What to do
Filter the material, keeping only lines with the word "icon".

*** Data to process Section Begins ***

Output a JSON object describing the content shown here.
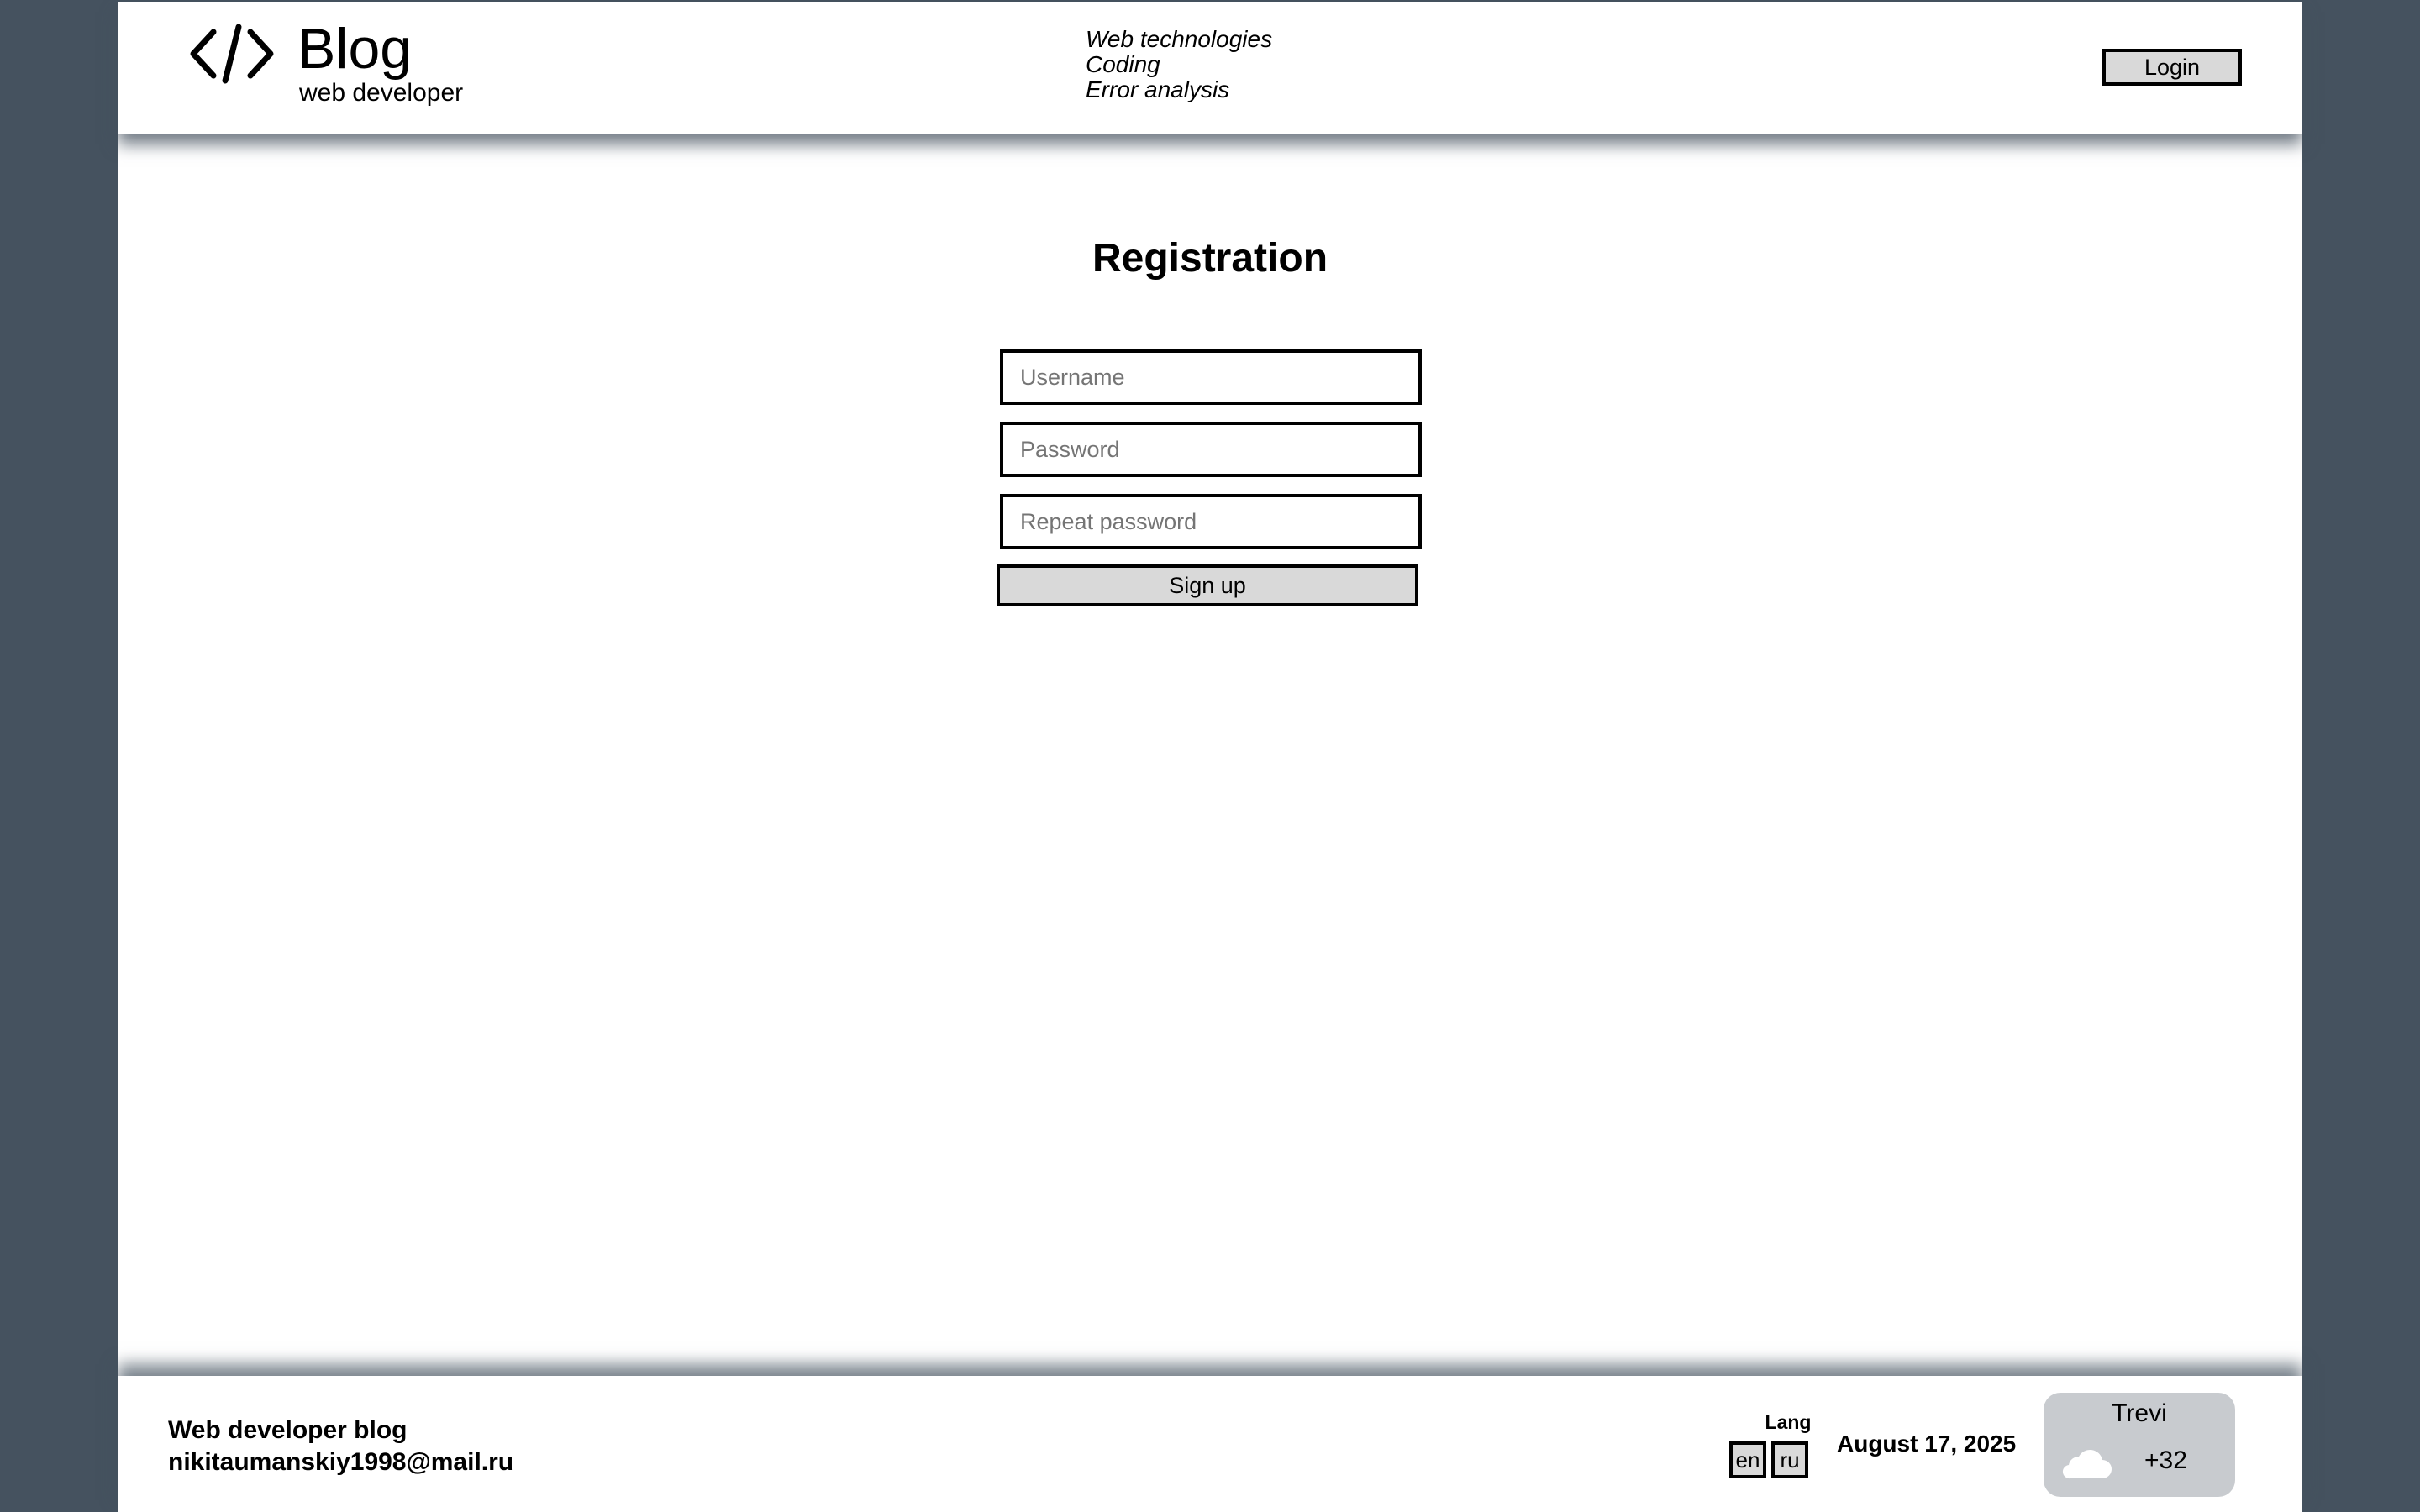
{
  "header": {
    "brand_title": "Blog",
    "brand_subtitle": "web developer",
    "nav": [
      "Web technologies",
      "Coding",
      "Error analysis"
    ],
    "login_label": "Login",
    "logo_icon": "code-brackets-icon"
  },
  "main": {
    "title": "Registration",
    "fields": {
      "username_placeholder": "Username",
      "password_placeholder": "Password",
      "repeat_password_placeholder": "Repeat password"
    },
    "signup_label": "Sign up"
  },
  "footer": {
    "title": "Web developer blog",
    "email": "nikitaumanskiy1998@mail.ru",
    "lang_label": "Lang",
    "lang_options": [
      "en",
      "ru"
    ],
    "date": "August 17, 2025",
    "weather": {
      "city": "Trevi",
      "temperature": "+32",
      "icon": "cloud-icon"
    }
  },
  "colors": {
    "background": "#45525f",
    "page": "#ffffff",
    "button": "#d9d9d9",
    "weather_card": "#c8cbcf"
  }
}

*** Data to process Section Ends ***

Expected output
    "logo_icon": "code-brackets-icon"
      "icon": "cloud-icon"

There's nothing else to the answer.